Several hundred marchers in Jerusalem on Sunday said they opposed any handover of parts of the city to a Palestinian state. Many also oppose the creation of any such Arab state on land they believe was given to the Jews by God.

On the same day, posters went up around Jerusalem depicting President Shimon Peres, Rabin's partner in 1990s peace moves, wearing a headdress in the style of late Palestinian leader Yasser Arafat. Similar portrayals of Rabin appeared shortly before he was gunned down on Nov. 4, 1995.

Rabin's killer, Yigal Amir, was allowed to hold the ritual circumcision of his first child in prison on Sunday, angering Israeli liberals who had campaigned against the right to conjugal visits for Amir. He remains a hero to the far right.

Olmert also lashed out at fans of his own favourite soccer team, Betar Jerusalem, who booed during a minute's silence for Rabin before a match on Sunday. Some Betar fans, who have a reputation for hardline nationalism, shouted insults.

"Contrary to all that those provocateurs are saying, the state of Israel will be ready to make numerous and painful concessions to change reality in the region," Olmert said.

Israel's mass-selling Yedioth Ahronot daily commented: "A new era is beginning, a stormier, dramatic and -- as we saw yesterday -- also an ugly one.

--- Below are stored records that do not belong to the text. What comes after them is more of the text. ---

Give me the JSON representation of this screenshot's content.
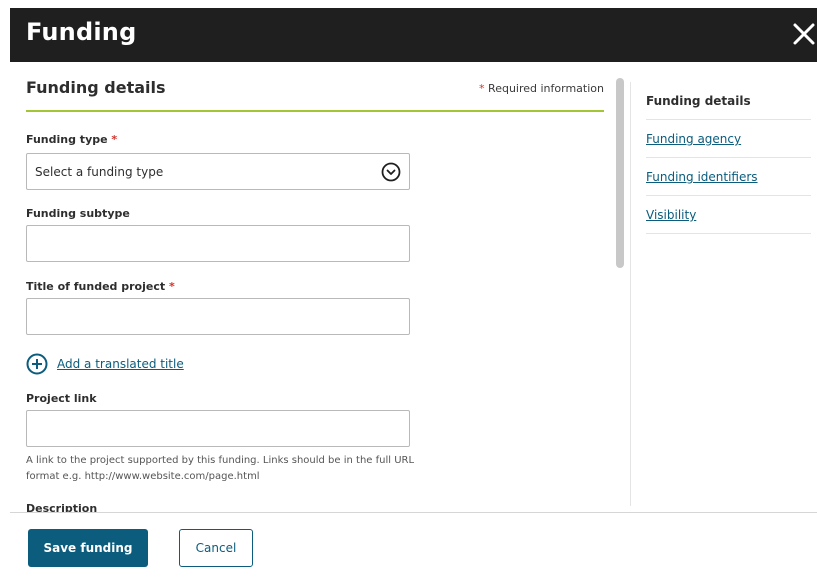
{
  "dialog": {
    "title": "Funding",
    "close_icon": "close-icon"
  },
  "section": {
    "title": "Funding details",
    "required_marker": "*",
    "required_text": "Required information"
  },
  "form": {
    "funding_type": {
      "label": "Funding type",
      "required_marker": "*",
      "selected_value": "Select a funding type",
      "icon": "chevron-down-circle-icon"
    },
    "funding_subtype": {
      "label": "Funding subtype",
      "value": ""
    },
    "title_of_project": {
      "label": "Title of funded project",
      "required_marker": "*",
      "value": ""
    },
    "add_translated_title": {
      "label": "Add a translated title",
      "icon": "plus-circle-icon"
    },
    "project_link": {
      "label": "Project link",
      "value": "",
      "help_text": "A link to the project supported by this funding. Links should be in the full URL format e.g. http://www.website.com/page.html"
    },
    "description": {
      "label": "Description",
      "value": ""
    }
  },
  "nav": {
    "items": [
      {
        "label": "Funding details",
        "active": true
      },
      {
        "label": "Funding agency",
        "active": false
      },
      {
        "label": "Funding identifiers",
        "active": false
      },
      {
        "label": "Visibility",
        "active": false
      }
    ]
  },
  "footer": {
    "save_label": "Save funding",
    "cancel_label": "Cancel"
  },
  "colors": {
    "header_bg": "#1f1f1f",
    "accent_line": "#a3c635",
    "primary_button": "#0b5c7d",
    "link": "#0b5c7d",
    "required_star": "#d0342c"
  }
}
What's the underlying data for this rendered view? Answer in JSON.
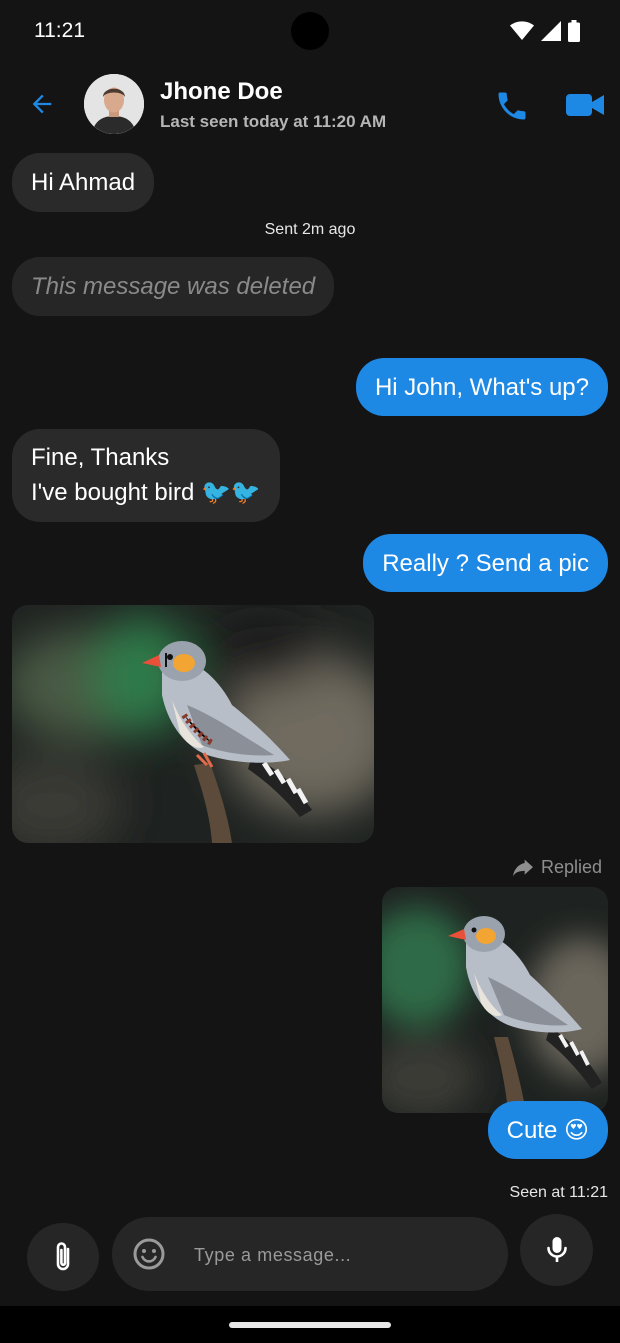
{
  "status_bar": {
    "time": "11:21",
    "icons": [
      "wifi-icon",
      "signal-icon",
      "battery-icon"
    ]
  },
  "header": {
    "back_icon": "arrow-left-icon",
    "contact_name": "Jhone Doe",
    "last_seen": "Last seen today at 11:20 AM",
    "call_icon": "phone-icon",
    "video_icon": "video-camera-icon"
  },
  "messages": [
    {
      "from": "them",
      "text": "Hi Ahmad"
    },
    {
      "meta": "Sent 2m ago"
    },
    {
      "from": "them",
      "text": "This message was deleted",
      "deleted": true
    },
    {
      "from": "me",
      "text": "Hi John, What's up?"
    },
    {
      "from": "them",
      "lines": [
        "Fine, Thanks",
        "I've bought bird 🐦🐦"
      ]
    },
    {
      "from": "me",
      "text": "Really ? Send a pic"
    },
    {
      "from": "them",
      "image": "zebra-finch-photo"
    },
    {
      "reply_label": "Replied",
      "reply_icon": "reply-arrow-icon"
    },
    {
      "from": "me",
      "image": "zebra-finch-photo"
    },
    {
      "from": "me",
      "text": "Cute 😍"
    },
    {
      "meta": "Seen at 11:21"
    }
  ],
  "composer": {
    "placeholder": "Type a message...",
    "value": "",
    "attach_icon": "paperclip-icon",
    "emoji_icon": "emoji-smile-icon",
    "mic_icon": "microphone-icon"
  },
  "colors": {
    "background": "#141414",
    "accent": "#1e88e5",
    "received_bubble": "#2a2a2a",
    "input_surface": "#262626"
  }
}
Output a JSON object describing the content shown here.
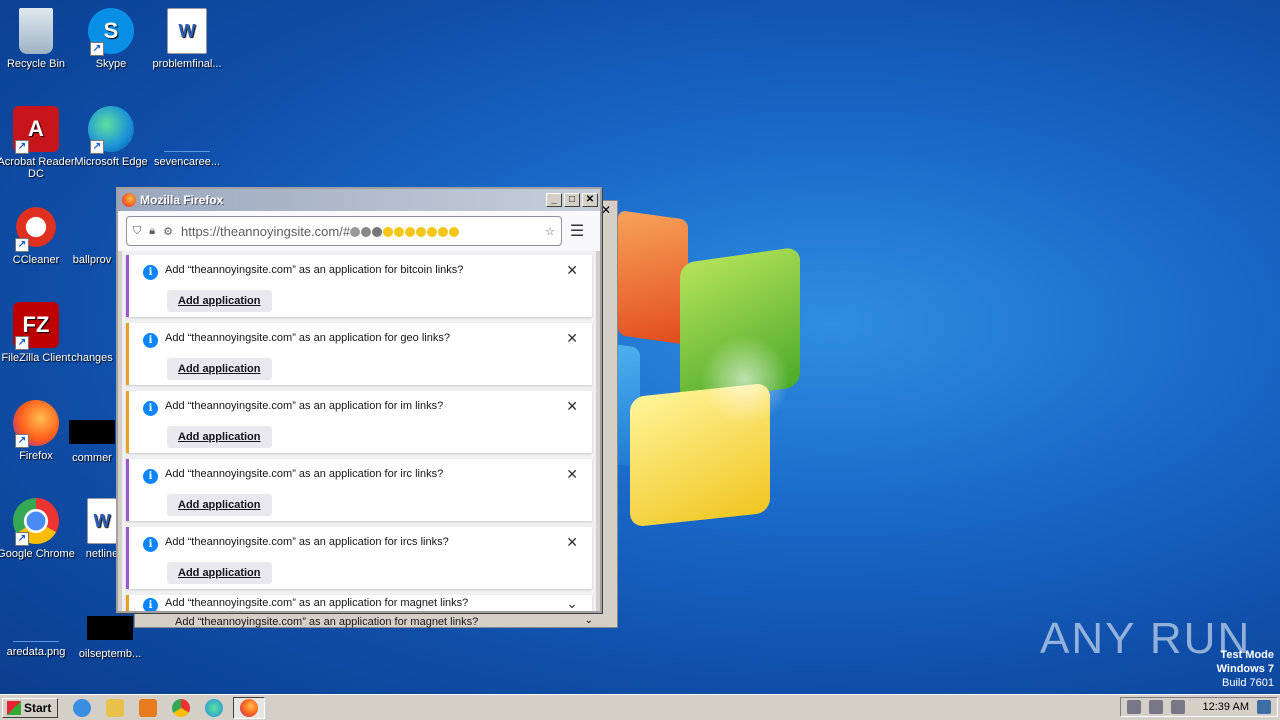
{
  "desktop": {
    "icons": [
      {
        "label": "Recycle Bin"
      },
      {
        "label": "Skype"
      },
      {
        "label": "problemfinal..."
      },
      {
        "label": "Acrobat Reader DC"
      },
      {
        "label": "Microsoft Edge"
      },
      {
        "label": "sevencaree..."
      },
      {
        "label": "CCleaner"
      },
      {
        "label": "ballprov"
      },
      {
        "label": "FileZilla Client"
      },
      {
        "label": "changes"
      },
      {
        "label": "Firefox"
      },
      {
        "label": "commer"
      },
      {
        "label": "Google Chrome"
      },
      {
        "label": "netline"
      },
      {
        "label": "aredata.png"
      },
      {
        "label": "oilseptemb..."
      }
    ]
  },
  "window": {
    "title": "Mozilla Firefox",
    "url": "https://theannoyingsite.com/#",
    "notifications": [
      {
        "message": "Add “theannoyingsite.com” as an application for bitcoin links?",
        "button": "Add application"
      },
      {
        "message": "Add “theannoyingsite.com” as an application for geo links?",
        "button": "Add application"
      },
      {
        "message": "Add “theannoyingsite.com” as an application for im links?",
        "button": "Add application"
      },
      {
        "message": "Add “theannoyingsite.com” as an application for irc links?",
        "button": "Add application"
      },
      {
        "message": "Add “theannoyingsite.com” as an application for ircs links?",
        "button": "Add application"
      },
      {
        "message": "Add “theannoyingsite.com” as an application for magnet links?"
      }
    ],
    "back_window_partial": "Add “theannoyingsite.com” as an application for magnet links?"
  },
  "taskbar": {
    "start_label": "Start",
    "clock": "12:39 AM"
  },
  "watermark": {
    "line1": "Test Mode",
    "line2": "Windows 7",
    "line3": "Build 7601",
    "brand": "ANY RUN"
  },
  "colors": {
    "accent_purple": "#9b59d0",
    "accent_orange": "#e8a020",
    "info_blue": "#0a84ff"
  }
}
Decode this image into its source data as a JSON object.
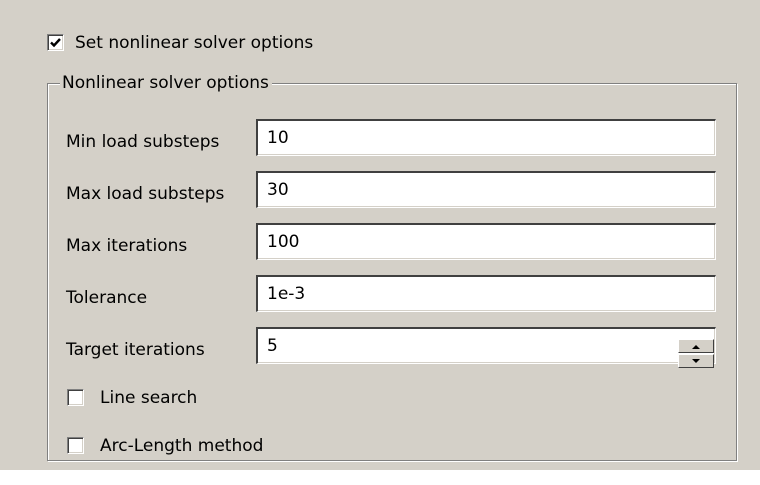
{
  "main_checkbox": {
    "label": "Set nonlinear solver options",
    "checked": true
  },
  "group": {
    "title": "Nonlinear solver options"
  },
  "fields": [
    {
      "label": "Min load substeps",
      "value": "10"
    },
    {
      "label": "Max load substeps",
      "value": "30"
    },
    {
      "label": "Max iterations",
      "value": "100"
    },
    {
      "label": "Tolerance",
      "value": "1e-3"
    },
    {
      "label": "Target iterations",
      "value": "5"
    }
  ],
  "options": [
    {
      "label": "Line search",
      "checked": false
    },
    {
      "label": "Arc-Length method",
      "checked": false
    }
  ],
  "icons": {
    "check": "checkmark-icon",
    "spin_up": "spin-up-arrow-icon",
    "spin_down": "spin-down-arrow-icon"
  }
}
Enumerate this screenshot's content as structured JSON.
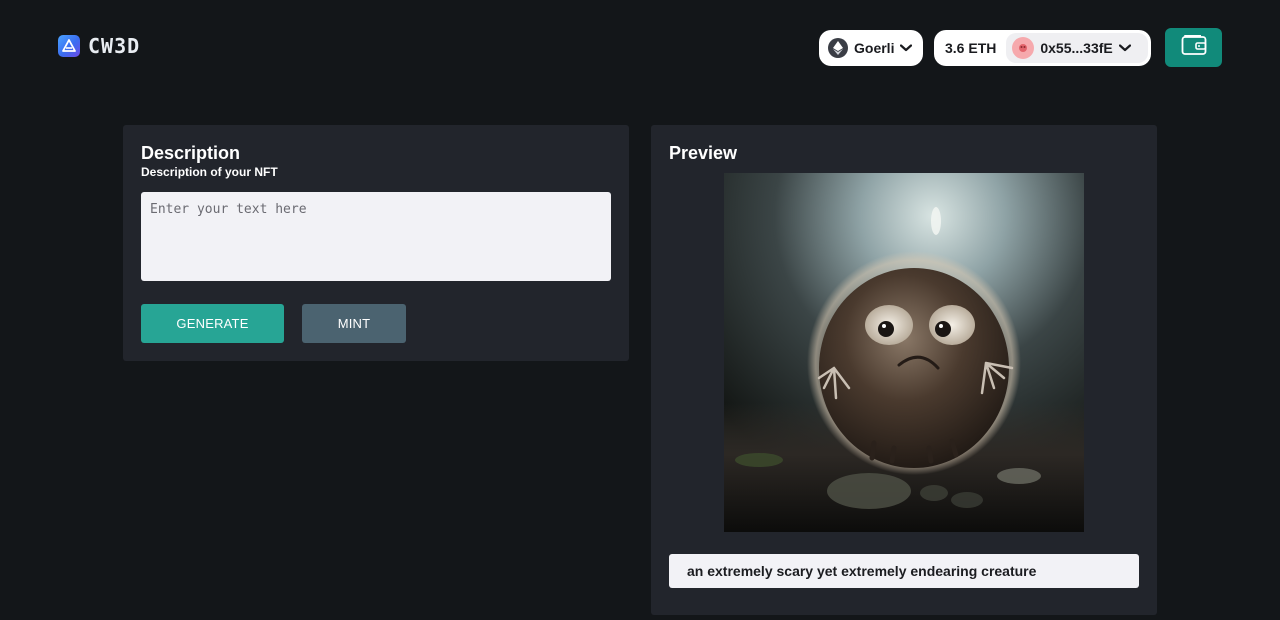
{
  "header": {
    "logo_text": "CW3D",
    "network": {
      "name": "Goerli",
      "icon": "ethereum-icon"
    },
    "account": {
      "balance": "3.6 ETH",
      "address": "0x55...33fE",
      "avatar_icon": "avatar-emoji"
    },
    "wallet_button_icon": "wallet-icon"
  },
  "description_card": {
    "title": "Description",
    "subtitle": "Description of your NFT",
    "textarea": {
      "value": "",
      "placeholder": "Enter your text here"
    },
    "generate_label": "GENERATE",
    "mint_label": "MINT"
  },
  "preview_card": {
    "title": "Preview",
    "image_alt": "preview-image",
    "caption": "an extremely scary yet extremely endearing creature"
  },
  "colors": {
    "background": "#131619",
    "card": "#22252c",
    "accent_teal": "#27a595",
    "wallet_button": "#118a7a",
    "mint_button": "#4b6370"
  }
}
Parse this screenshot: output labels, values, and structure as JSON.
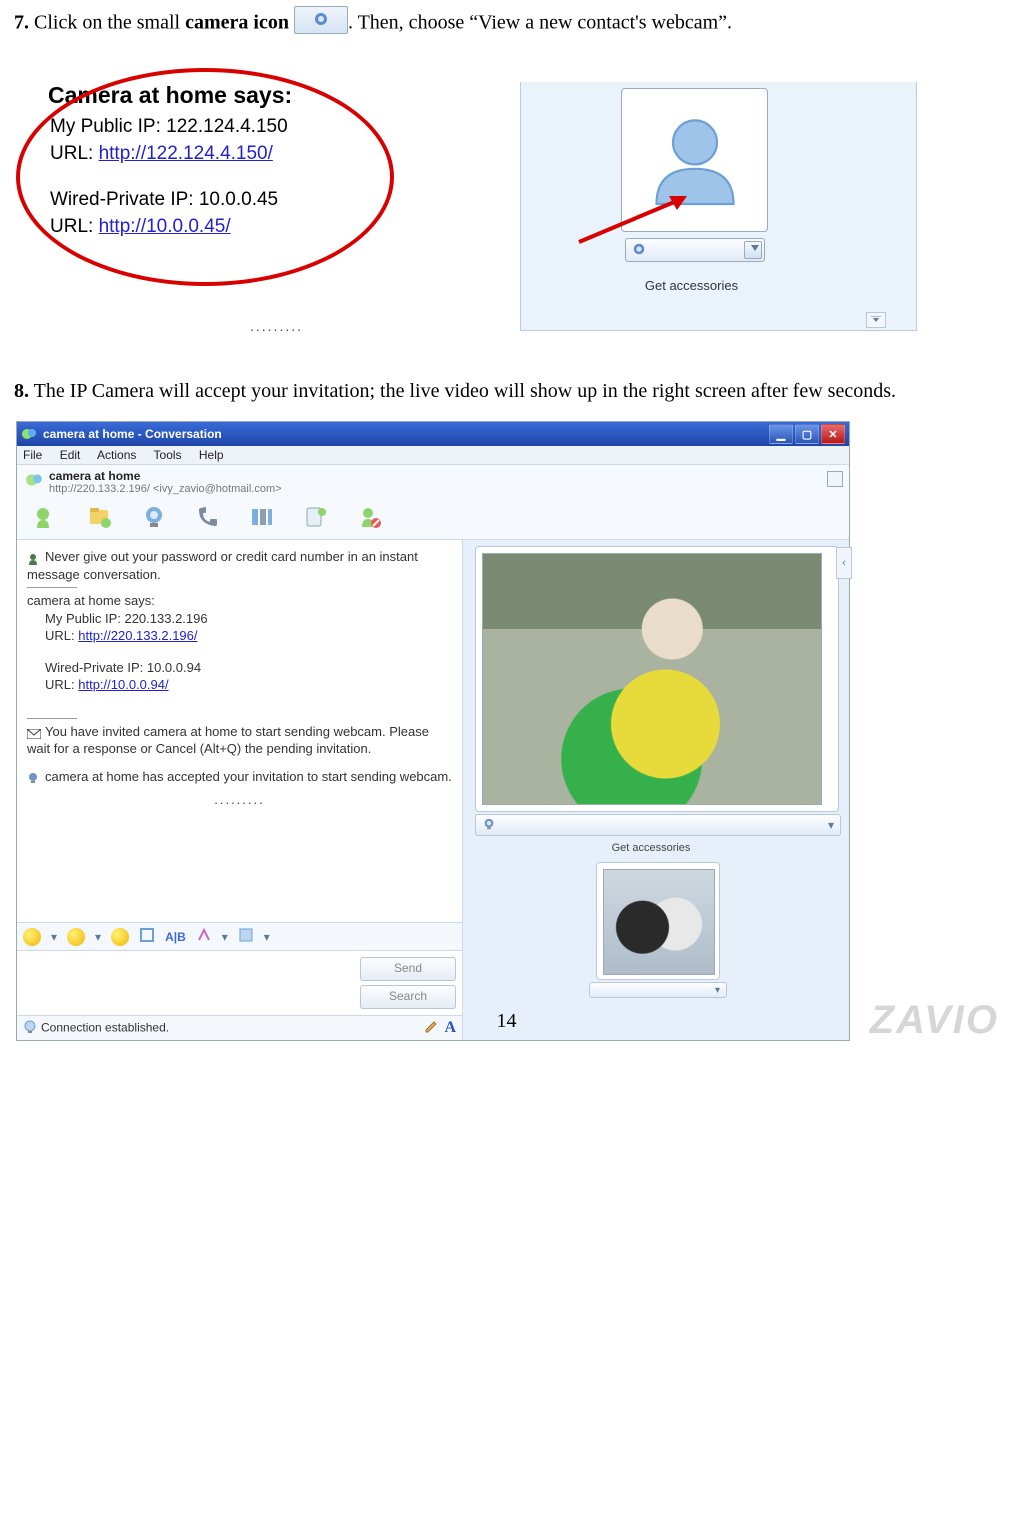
{
  "step7": {
    "num": "7.",
    "pre": " Click on the small ",
    "bold": "camera icon",
    "post": ". Then, choose “View a new contact's webcam”."
  },
  "fig1": {
    "title": "Camera at home says:",
    "line1": "My Public IP: 122.124.4.150",
    "line2_label": "URL: ",
    "line2_link": "http://122.124.4.150/",
    "line3": "Wired-Private IP: 10.0.0.45",
    "line4_label": "URL: ",
    "line4_link": "http://10.0.0.45/",
    "dots": ".........",
    "get_accessories": "Get accessories"
  },
  "step8": {
    "num": "8.",
    "text": " The IP Camera will accept your invitation; the live video will show up in the right screen after few seconds."
  },
  "win": {
    "title": "camera at home - Conversation",
    "menu": [
      "File",
      "Edit",
      "Actions",
      "Tools",
      "Help"
    ],
    "contact_name": "camera at home",
    "contact_sub": "http://220.133.2.196/ <ivy_zavio@hotmail.com>",
    "warn": "Never give out your password or credit card number in an instant message conversation.",
    "says": "camera at home says:",
    "pub_ip": "My Public IP: 220.133.2.196",
    "pub_url_label": "URL: ",
    "pub_url": "http://220.133.2.196/",
    "priv_ip": "Wired-Private IP: 10.0.0.94",
    "priv_url_label": "URL: ",
    "priv_url": "http://10.0.0.94/",
    "invite": "You have invited camera at home to start sending webcam. Please wait for a response or Cancel (Alt+Q) the pending invitation.",
    "accepted": "camera at home has accepted your invitation to start sending webcam.",
    "dots": ".........",
    "emobar_ab": "A|B",
    "send": "Send",
    "search": "Search",
    "status": "Connection established.",
    "get_acc": "Get accessories"
  },
  "page_number": "14",
  "watermark": "ZAVIO"
}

And ugly is an understatement."

Maariv newspaper headlined: "Incitement is back." (Editing by Alastair Macdonald)